The entire software takes little skill set—meaning you won’t need a graphics art degree to make some great looking media. In fact, there are tons of templates included in the software for your use. You can drag and drop elements and resize with ease and even import your own media library to use with the system. 

Jason Whitehorn

Tapestry Audio Time Traveler Review

Time Traveler
Function: Tap Tempo Pedal
Price: $199
What’s New: The Time Traveler is a boutique tap tempo pedal by Tapestry Audio. The first of its kind, the Time Traveler allows you to store and scroll through up to 10 presets via footswitch and has multiple outputs to sync more than one pedal at a time. This feature is incredibly useful when using more than one delay at a time, or when using say, two separate pedals for tremelo and delay. My personal favorite feature is the BPM display with adjustable brightness (especially useful for people with sensitive eyes like me). The tempo can be controlled by tapping a momentary footswitch (much like a BOSS FS-5U) or by twisting a knob. This is a huge help for syncing up analog delays, or delays that don’t have a specific BPM readout to be exactly in time. Hand-wired and constructed, the Time Traveler currently comes in either a two or three-output model. While $199 might sound a bit excessive to spend on a tap tempo, the satisfaction of knowing your effects will be perfectly in time makes it essential for performance and the studio alike.

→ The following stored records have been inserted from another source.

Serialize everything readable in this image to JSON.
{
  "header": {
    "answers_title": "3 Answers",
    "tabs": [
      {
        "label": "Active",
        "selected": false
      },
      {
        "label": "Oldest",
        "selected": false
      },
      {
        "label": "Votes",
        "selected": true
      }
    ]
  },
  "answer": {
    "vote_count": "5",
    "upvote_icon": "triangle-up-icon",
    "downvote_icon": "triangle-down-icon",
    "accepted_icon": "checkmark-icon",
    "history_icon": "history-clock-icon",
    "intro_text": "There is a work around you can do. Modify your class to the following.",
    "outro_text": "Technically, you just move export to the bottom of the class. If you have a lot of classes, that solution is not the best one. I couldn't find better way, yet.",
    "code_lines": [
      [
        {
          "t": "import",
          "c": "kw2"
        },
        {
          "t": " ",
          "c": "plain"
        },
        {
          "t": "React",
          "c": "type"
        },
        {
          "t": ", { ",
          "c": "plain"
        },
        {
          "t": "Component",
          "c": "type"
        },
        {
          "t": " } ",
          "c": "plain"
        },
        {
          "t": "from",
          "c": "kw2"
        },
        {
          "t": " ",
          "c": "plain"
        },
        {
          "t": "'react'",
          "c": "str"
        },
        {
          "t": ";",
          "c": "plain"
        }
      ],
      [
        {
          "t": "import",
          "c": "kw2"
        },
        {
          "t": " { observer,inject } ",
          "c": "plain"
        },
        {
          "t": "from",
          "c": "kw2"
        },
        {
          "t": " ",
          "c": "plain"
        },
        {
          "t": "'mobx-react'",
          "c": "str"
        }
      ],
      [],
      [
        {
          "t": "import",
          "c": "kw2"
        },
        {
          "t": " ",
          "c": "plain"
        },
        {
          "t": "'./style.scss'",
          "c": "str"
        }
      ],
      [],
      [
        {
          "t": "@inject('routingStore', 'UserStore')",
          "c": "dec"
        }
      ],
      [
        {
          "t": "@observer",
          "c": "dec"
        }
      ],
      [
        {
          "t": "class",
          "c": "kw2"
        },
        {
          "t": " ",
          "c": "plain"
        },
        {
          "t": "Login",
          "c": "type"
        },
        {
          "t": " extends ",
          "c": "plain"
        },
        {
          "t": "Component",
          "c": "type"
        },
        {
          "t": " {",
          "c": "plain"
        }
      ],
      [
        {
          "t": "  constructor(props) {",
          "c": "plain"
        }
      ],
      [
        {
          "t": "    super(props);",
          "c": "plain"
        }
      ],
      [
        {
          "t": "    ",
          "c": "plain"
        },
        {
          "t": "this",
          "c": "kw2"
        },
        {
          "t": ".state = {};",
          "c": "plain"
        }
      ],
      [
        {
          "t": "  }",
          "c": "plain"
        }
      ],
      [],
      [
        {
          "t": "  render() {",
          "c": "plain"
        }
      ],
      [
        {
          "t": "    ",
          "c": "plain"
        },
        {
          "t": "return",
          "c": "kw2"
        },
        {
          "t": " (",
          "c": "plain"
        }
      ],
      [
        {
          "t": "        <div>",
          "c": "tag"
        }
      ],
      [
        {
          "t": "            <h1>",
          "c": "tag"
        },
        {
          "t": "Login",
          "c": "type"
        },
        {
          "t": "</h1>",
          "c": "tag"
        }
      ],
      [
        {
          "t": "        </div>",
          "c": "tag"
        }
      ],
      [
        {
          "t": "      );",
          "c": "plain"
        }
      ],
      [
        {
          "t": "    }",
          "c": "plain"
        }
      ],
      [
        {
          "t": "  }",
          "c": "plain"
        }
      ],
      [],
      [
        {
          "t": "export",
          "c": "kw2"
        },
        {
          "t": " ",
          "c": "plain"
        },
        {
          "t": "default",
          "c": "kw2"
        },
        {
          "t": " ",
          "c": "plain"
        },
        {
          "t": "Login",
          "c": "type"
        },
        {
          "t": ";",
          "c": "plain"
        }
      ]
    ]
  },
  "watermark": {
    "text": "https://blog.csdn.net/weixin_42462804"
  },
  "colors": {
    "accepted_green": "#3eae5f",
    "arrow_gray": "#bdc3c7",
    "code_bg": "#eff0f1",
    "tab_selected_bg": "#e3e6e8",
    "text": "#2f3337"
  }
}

For more information about the Time Traveler visit tapestryaudio.com